Repeat, exactly and in full, the lines of the listing below, but without any pictures.

____ Input material

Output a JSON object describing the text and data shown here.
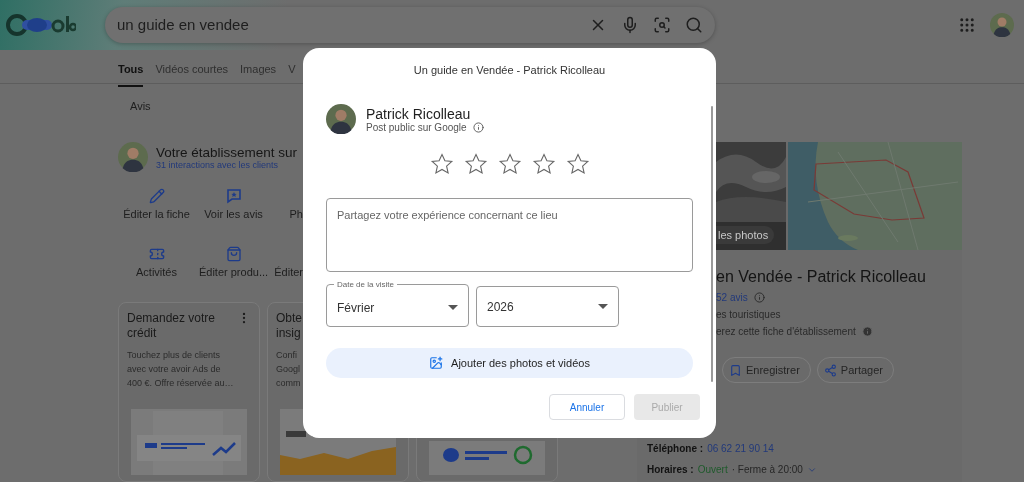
{
  "header": {
    "search": {
      "value": "un guide en vendee"
    }
  },
  "tabs": [
    {
      "label": "Tous",
      "selected": true
    },
    {
      "label": "Vidéos courtes",
      "selected": false
    },
    {
      "label": "Images",
      "selected": false
    },
    {
      "label": "V",
      "selected": false
    }
  ],
  "filter": "Avis",
  "business": {
    "title": "Votre établissement sur",
    "interactions": "31 interactions avec les clients",
    "actions": [
      {
        "label": "Éditer la fiche",
        "kind": "pencil"
      },
      {
        "label": "Voir les avis",
        "kind": "review"
      },
      {
        "label": "Ph",
        "kind": "partial"
      },
      {
        "label": "Activités",
        "kind": "ticket"
      },
      {
        "label": "Éditer produ...",
        "kind": "bag"
      },
      {
        "label": "Éditer",
        "kind": "partial"
      }
    ],
    "cards": [
      {
        "kind": "ads",
        "title_lines": [
          "Demandez votre",
          "crédit"
        ],
        "body_lines": [
          "Touchez plus de clients",
          "avec votre avoir Ads de",
          "400 €. Offre réservée au…"
        ],
        "menu": true
      },
      {
        "kind": "insights",
        "title_lines": [
          "Obte",
          "insig"
        ],
        "body_lines": [
          "Confi",
          "Googl",
          "comm"
        ]
      },
      {
        "kind": "messages"
      }
    ]
  },
  "knowledge": {
    "photos_button": "les photos",
    "title": "en Vendée - Patrick Ricolleau",
    "reviews": "52 avis",
    "category": "es touristiques",
    "manage": "erez cette fiche d'établissement",
    "buttons": [
      {
        "label": "Enregistrer",
        "kind": "bookmark"
      },
      {
        "label": "Partager",
        "kind": "share"
      }
    ],
    "facts": [
      {
        "kind": "link",
        "label": "Téléphone :",
        "value": "06 62 21 90 14"
      },
      {
        "kind": "hours",
        "label": "Horaires :",
        "value": "Ouvert",
        "extra": "· Ferme à 20:00"
      }
    ]
  },
  "modal": {
    "title": "Un guide en Vendée - Patrick Ricolleau",
    "author": "Patrick Ricolleau",
    "visibility": "Post public sur Google",
    "stars": 0,
    "review_placeholder": "Partagez votre expérience concernant ce lieu",
    "date_label": "Date de la visite",
    "month": "Février",
    "year": "2026",
    "add_media": "Ajouter des photos et vidéos",
    "buttons": [
      {
        "label": "Annuler",
        "kind": "outline",
        "disabled": false
      },
      {
        "label": "Publier",
        "kind": "filled",
        "disabled": true
      }
    ]
  }
}
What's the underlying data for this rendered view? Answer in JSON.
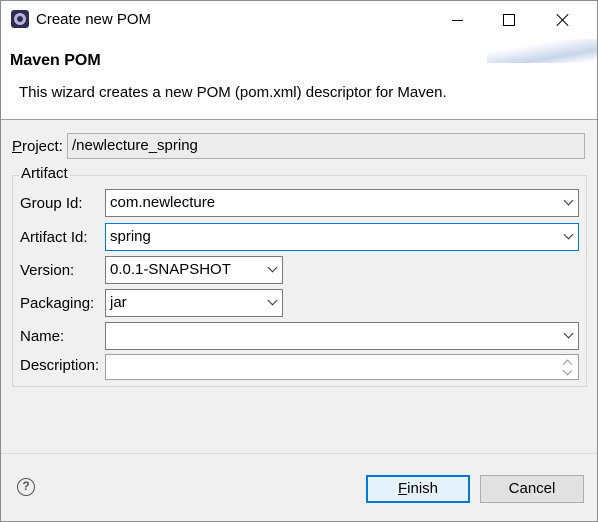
{
  "window": {
    "title": "Create new POM"
  },
  "header": {
    "title": "Maven POM",
    "description": "This wizard creates a new POM (pom.xml) descriptor for Maven."
  },
  "form": {
    "project_label_mnemonic": "P",
    "project_label_rest": "roject:",
    "project_value": "/newlecture_spring",
    "artifact_group_label": "Artifact",
    "group_id_label": "Group Id:",
    "group_id_value": "com.newlecture",
    "artifact_id_label": "Artifact Id:",
    "artifact_id_value": "spring",
    "version_label": "Version:",
    "version_value": "0.0.1-SNAPSHOT",
    "packaging_label": "Packaging:",
    "packaging_value": "jar",
    "name_label": "Name:",
    "name_value": "",
    "description_label": "Description:",
    "description_value": ""
  },
  "buttons": {
    "help_glyph": "?",
    "finish_mnemonic": "F",
    "finish_rest": "inish",
    "cancel_label": "Cancel"
  },
  "colors": {
    "focus_accent": "#0078d7",
    "dialog_background": "#f0f0f0"
  }
}
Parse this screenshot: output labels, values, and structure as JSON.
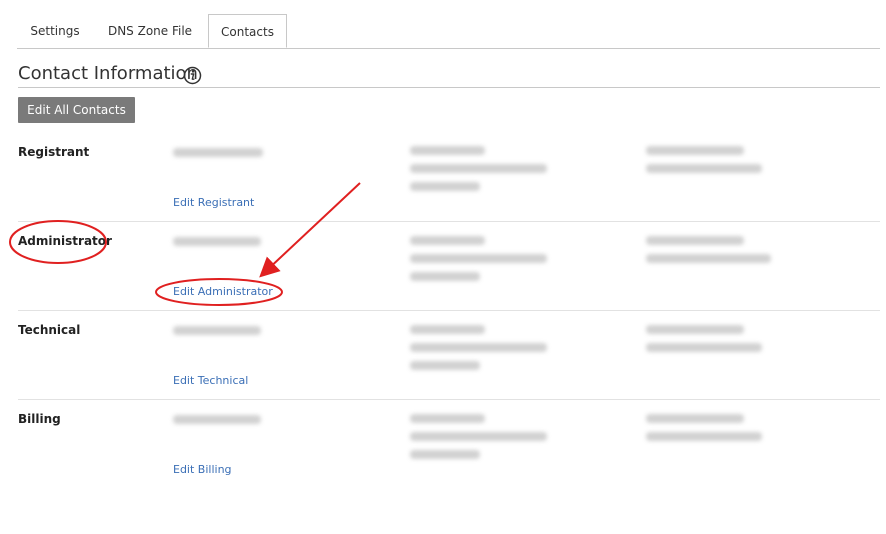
{
  "tabs": [
    {
      "label": "Settings",
      "active": false
    },
    {
      "label": "DNS Zone File",
      "active": false
    },
    {
      "label": "Contacts",
      "active": true
    }
  ],
  "section": {
    "title": "Contact Information",
    "edit_all_label": "Edit All Contacts"
  },
  "contacts": [
    {
      "role": "Registrant",
      "edit_label": "Edit Registrant"
    },
    {
      "role": "Administrator",
      "edit_label": "Edit Administrator"
    },
    {
      "role": "Technical",
      "edit_label": "Edit Technical"
    },
    {
      "role": "Billing",
      "edit_label": "Edit Billing"
    }
  ],
  "colors": {
    "link": "#3b6fb6",
    "annotation": "#e02020",
    "button_bg": "#7a7a7a"
  }
}
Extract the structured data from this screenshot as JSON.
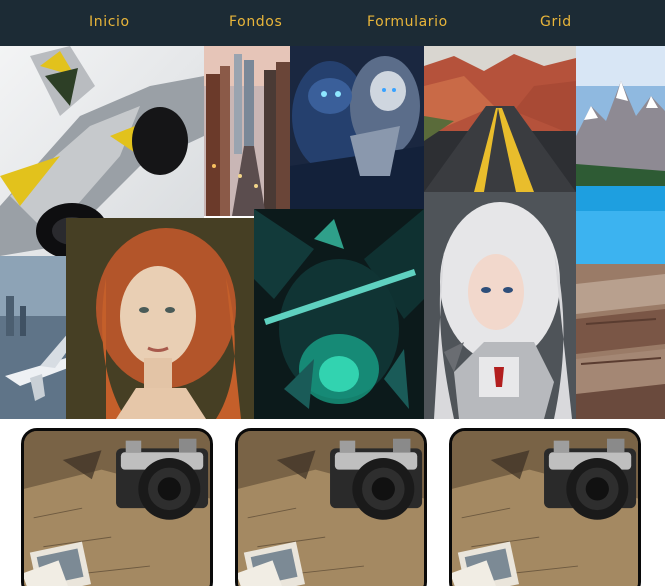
{
  "nav": {
    "items": [
      {
        "label": "Inicio"
      },
      {
        "label": "Fondos"
      },
      {
        "label": "Formulario"
      },
      {
        "label": "Grid"
      }
    ]
  },
  "gallery": {
    "images": [
      {
        "name": "fighter-jet"
      },
      {
        "name": "city-street"
      },
      {
        "name": "blue-warrior"
      },
      {
        "name": "canyon-road"
      },
      {
        "name": "mountain-lake"
      },
      {
        "name": "airplane-city"
      },
      {
        "name": "red-hair-woman"
      },
      {
        "name": "green-demon"
      },
      {
        "name": "white-hair-warrior"
      },
      {
        "name": "wood-rock"
      }
    ]
  },
  "cards": [
    {
      "image": "vintage-camera-map"
    },
    {
      "image": "vintage-camera-map"
    },
    {
      "image": "vintage-camera-map"
    }
  ],
  "colors": {
    "nav_bg": "#1c2b35",
    "nav_text": "#e8b53a",
    "card_border": "#0a0a0a"
  }
}
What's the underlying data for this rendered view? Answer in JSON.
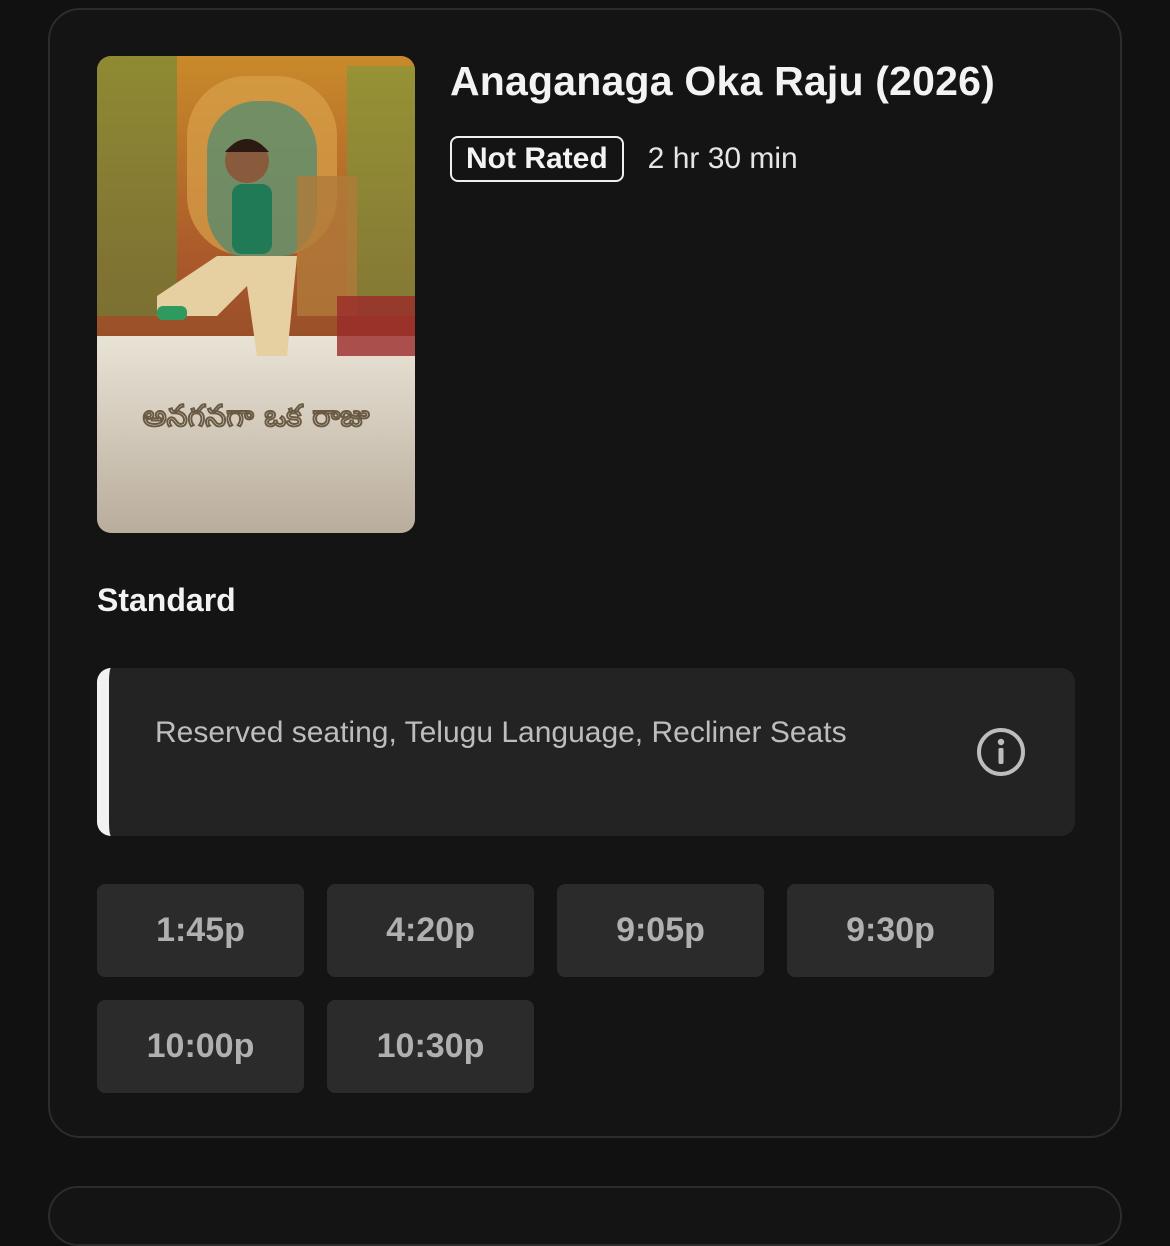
{
  "movie": {
    "title": "Anaganaga Oka Raju (2026)",
    "rating": "Not Rated",
    "runtime": "2 hr 30 min",
    "poster_logo_text": "అనగనగా ఒక రాజు"
  },
  "format": {
    "label": "Standard",
    "amenities": "Reserved seating, Telugu Language, Recliner Seats",
    "info_icon": "info-circle-icon"
  },
  "showtimes": [
    "1:45p",
    "4:20p",
    "9:05p",
    "9:30p",
    "10:00p",
    "10:30p"
  ],
  "colors": {
    "background": "#111111",
    "card": "#141414",
    "card_border": "#2c2c2c",
    "panel": "#232323",
    "accent_bar": "#f1f1f1",
    "time_button": "#2b2b2b",
    "time_text": "#b0b0b0"
  }
}
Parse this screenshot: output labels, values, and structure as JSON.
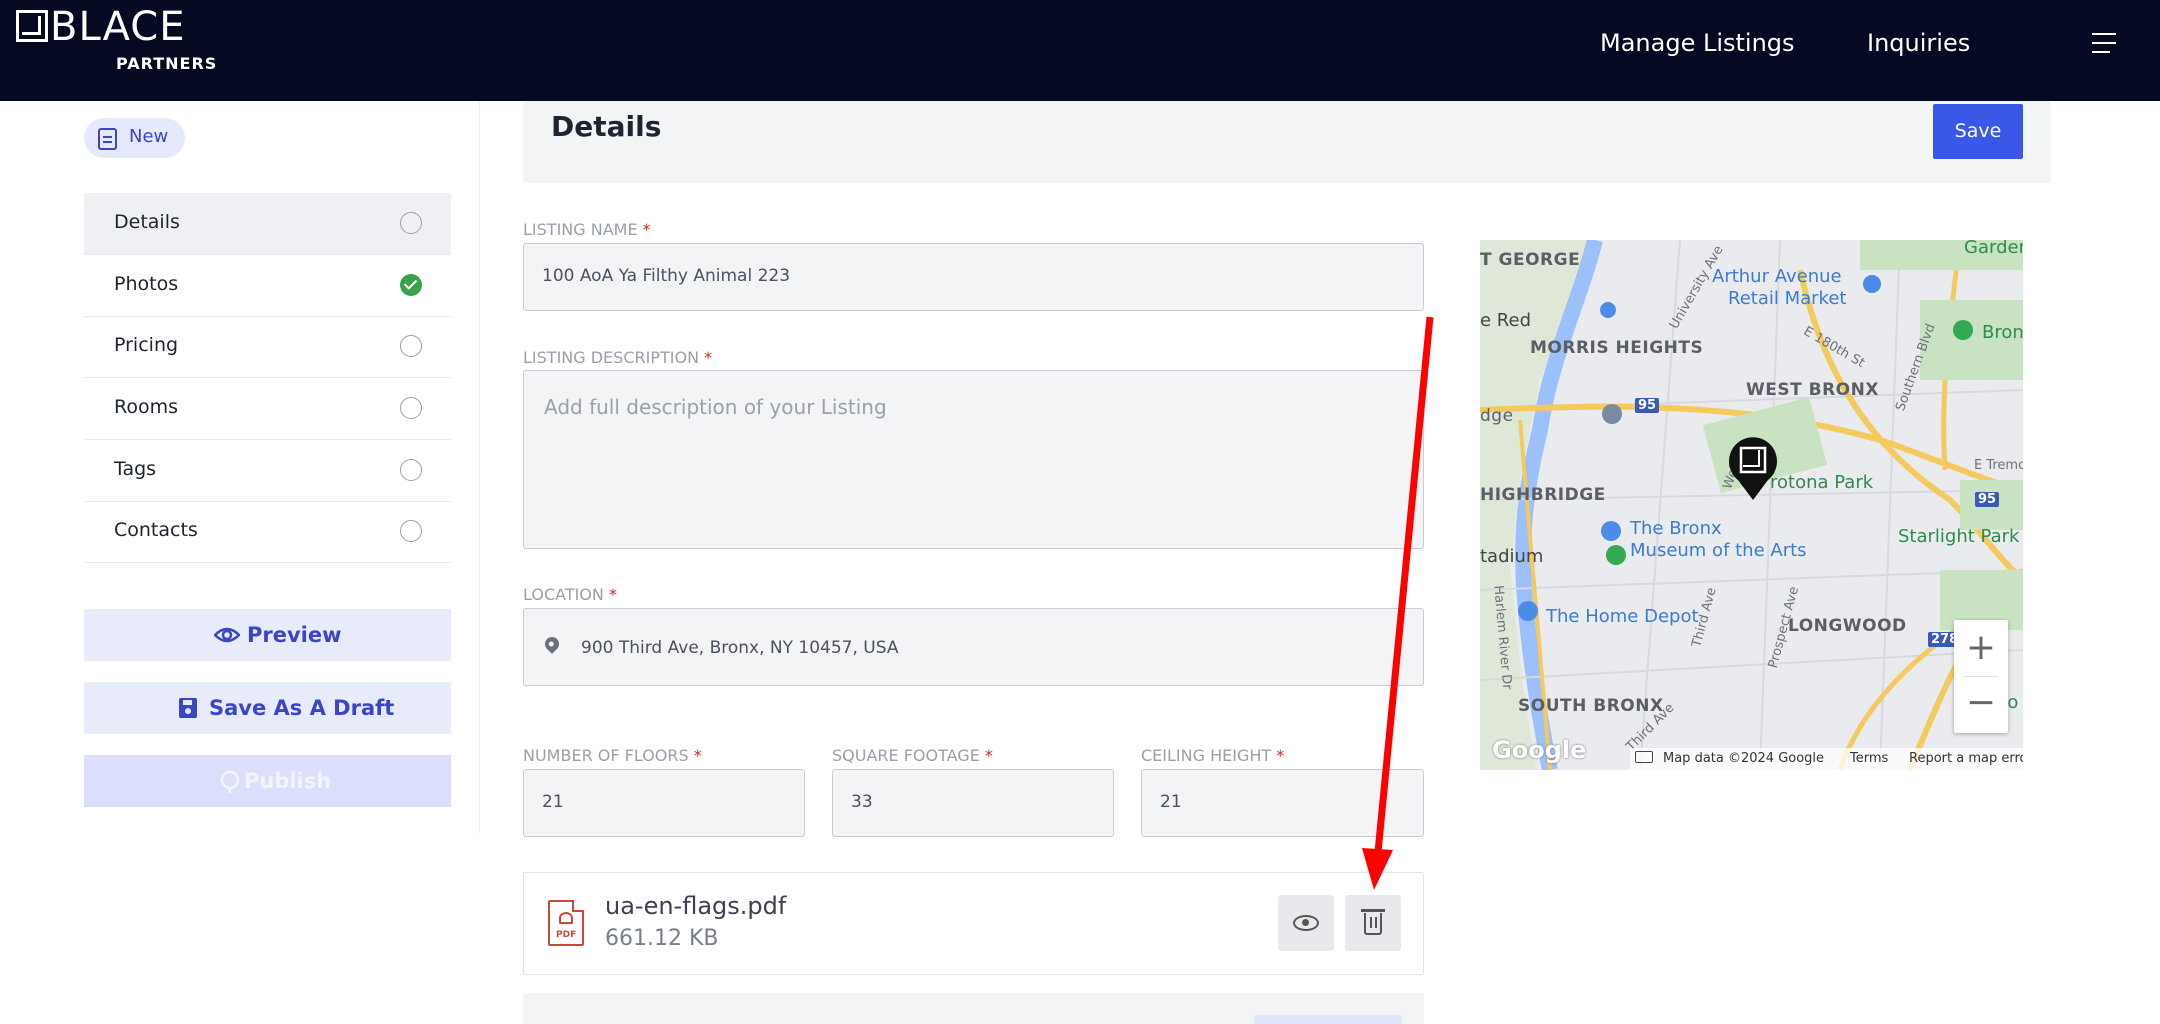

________

## Your response
Output a JSON object describing the text and data shown here.
{
  "header": {
    "search": {
      "value": "un guide en vendee"
    }
  },
  "tabs": [
    {
      "label": "Tous",
      "selected": true
    },
    {
      "label": "Vidéos courtes",
      "selected": false
    },
    {
      "label": "Images",
      "selected": false
    },
    {
      "label": "V",
      "selected": false
    }
  ],
  "filter": "Avis",
  "business": {
    "title": "Votre établissement sur",
    "interactions": "31 interactions avec les clients",
    "actions": [
      {
        "label": "Éditer la fiche",
        "kind": "pencil"
      },
      {
        "label": "Voir les avis",
        "kind": "review"
      },
      {
        "label": "Ph",
        "kind": "partial"
      },
      {
        "label": "Activités",
        "kind": "ticket"
      },
      {
        "label": "Éditer produ...",
        "kind": "bag"
      },
      {
        "label": "Éditer",
        "kind": "partial"
      }
    ],
    "cards": [
      {
        "kind": "ads",
        "title_lines": [
          "Demandez votre",
          "crédit"
        ],
        "body_lines": [
          "Touchez plus de clients",
          "avec votre avoir Ads de",
          "400 €. Offre réservée au…"
        ],
        "menu": true
      },
      {
        "kind": "insights",
        "title_lines": [
          "Obte",
          "insig"
        ],
        "body_lines": [
          "Confi",
          "Googl",
          "comm"
        ]
      },
      {
        "kind": "messages"
      }
    ]
  },
  "knowledge": {
    "photos_button": "les photos",
    "title": "en Vendée - Patrick Ricolleau",
    "reviews": "52 avis",
    "category": "es touristiques",
    "manage": "erez cette fiche d'établissement",
    "buttons": [
      {
        "label": "Enregistrer",
        "kind": "bookmark"
      },
      {
        "label": "Partager",
        "kind": "share"
      }
    ],
    "facts": [
      {
        "kind": "link",
        "label": "Téléphone :",
        "value": "06 62 21 90 14"
      },
      {
        "kind": "hours",
        "label": "Horaires :",
        "value": "Ouvert",
        "extra": "· Ferme à 20:00"
      }
    ]
  },
  "modal": {
    "title": "Un guide en Vendée - Patrick Ricolleau",
    "author": "Patrick Ricolleau",
    "visibility": "Post public sur Google",
    "stars": 0,
    "review_placeholder": "Partagez votre expérience concernant ce lieu",
    "date_label": "Date de la visite",
    "month": "Février",
    "year": "2026",
    "add_media": "Ajouter des photos et vidéos",
    "buttons": [
      {
        "label": "Annuler",
        "kind": "outline",
        "disabled": false
      },
      {
        "label": "Publier",
        "kind": "filled",
        "disabled": true
      }
    ]
  }
}
What's the underlying data for this rendered view? Answer in JSON.
{
  "window": {
    "title": "Create new POM"
  },
  "header": {
    "title": "Maven POM",
    "description": "This wizard creates a new POM (pom.xml) descriptor for Maven."
  },
  "form": {
    "project_label_mnemonic": "P",
    "project_label_rest": "roject:",
    "project_value": "/newlecture_spring",
    "artifact_group_label": "Artifact",
    "group_id_label": "Group Id:",
    "group_id_value": "com.newlecture",
    "artifact_id_label": "Artifact Id:",
    "artifact_id_value": "spring",
    "version_label": "Version:",
    "version_value": "0.0.1-SNAPSHOT",
    "packaging_label": "Packaging:",
    "packaging_value": "jar",
    "name_label": "Name:",
    "name_value": "",
    "description_label": "Description:",
    "description_value": ""
  },
  "buttons": {
    "help_glyph": "?",
    "finish_mnemonic": "F",
    "finish_rest": "inish",
    "cancel_label": "Cancel"
  },
  "colors": {
    "focus_accent": "#0078d7",
    "dialog_background": "#f0f0f0"
  }
}
Parse this screenshot: output labels, values, and structure as JSON.
{
  "tabs": [
    {
      "label": "Settings",
      "active": false
    },
    {
      "label": "DNS Zone File",
      "active": false
    },
    {
      "label": "Contacts",
      "active": true
    }
  ],
  "section": {
    "title": "Contact Information",
    "edit_all_label": "Edit All Contacts"
  },
  "contacts": [
    {
      "role": "Registrant",
      "edit_label": "Edit Registrant"
    },
    {
      "role": "Administrator",
      "edit_label": "Edit Administrator"
    },
    {
      "role": "Technical",
      "edit_label": "Edit Technical"
    },
    {
      "role": "Billing",
      "edit_label": "Edit Billing"
    }
  ],
  "colors": {
    "link": "#3b6fb6",
    "annotation": "#e02020",
    "button_bg": "#7a7a7a"
  }
}
Extract the structured data from this screenshot as JSON.
{
  "nav": {
    "items": [
      {
        "label": "Inicio"
      },
      {
        "label": "Fondos"
      },
      {
        "label": "Formulario"
      },
      {
        "label": "Grid"
      }
    ]
  },
  "gallery": {
    "images": [
      {
        "name": "fighter-jet"
      },
      {
        "name": "city-street"
      },
      {
        "name": "blue-warrior"
      },
      {
        "name": "canyon-road"
      },
      {
        "name": "mountain-lake"
      },
      {
        "name": "airplane-city"
      },
      {
        "name": "red-hair-woman"
      },
      {
        "name": "green-demon"
      },
      {
        "name": "white-hair-warrior"
      },
      {
        "name": "wood-rock"
      }
    ]
  },
  "cards": [
    {
      "image": "vintage-camera-map"
    },
    {
      "image": "vintage-camera-map"
    },
    {
      "image": "vintage-camera-map"
    }
  ],
  "colors": {
    "nav_bg": "#1c2b35",
    "nav_text": "#e8b53a",
    "card_border": "#0a0a0a"
  }
}
What's the underlying data for this rendered view? Answer in JSON.
{
  "movie": {
    "title": "Anaganaga Oka Raju (2026)",
    "rating": "Not Rated",
    "runtime": "2 hr 30 min",
    "poster_logo_text": "అనగనగా ఒక రాజు"
  },
  "format": {
    "label": "Standard",
    "amenities": "Reserved seating, Telugu Language, Recliner Seats",
    "info_icon": "info-circle-icon"
  },
  "showtimes": [
    "1:45p",
    "4:20p",
    "9:05p",
    "9:30p",
    "10:00p",
    "10:30p"
  ],
  "colors": {
    "background": "#111111",
    "card": "#141414",
    "card_border": "#2c2c2c",
    "panel": "#232323",
    "accent_bar": "#f1f1f1",
    "time_button": "#2b2b2b",
    "time_text": "#b0b0b0"
  }
}
Parse this screenshot: output labels, values, and structure as JSON.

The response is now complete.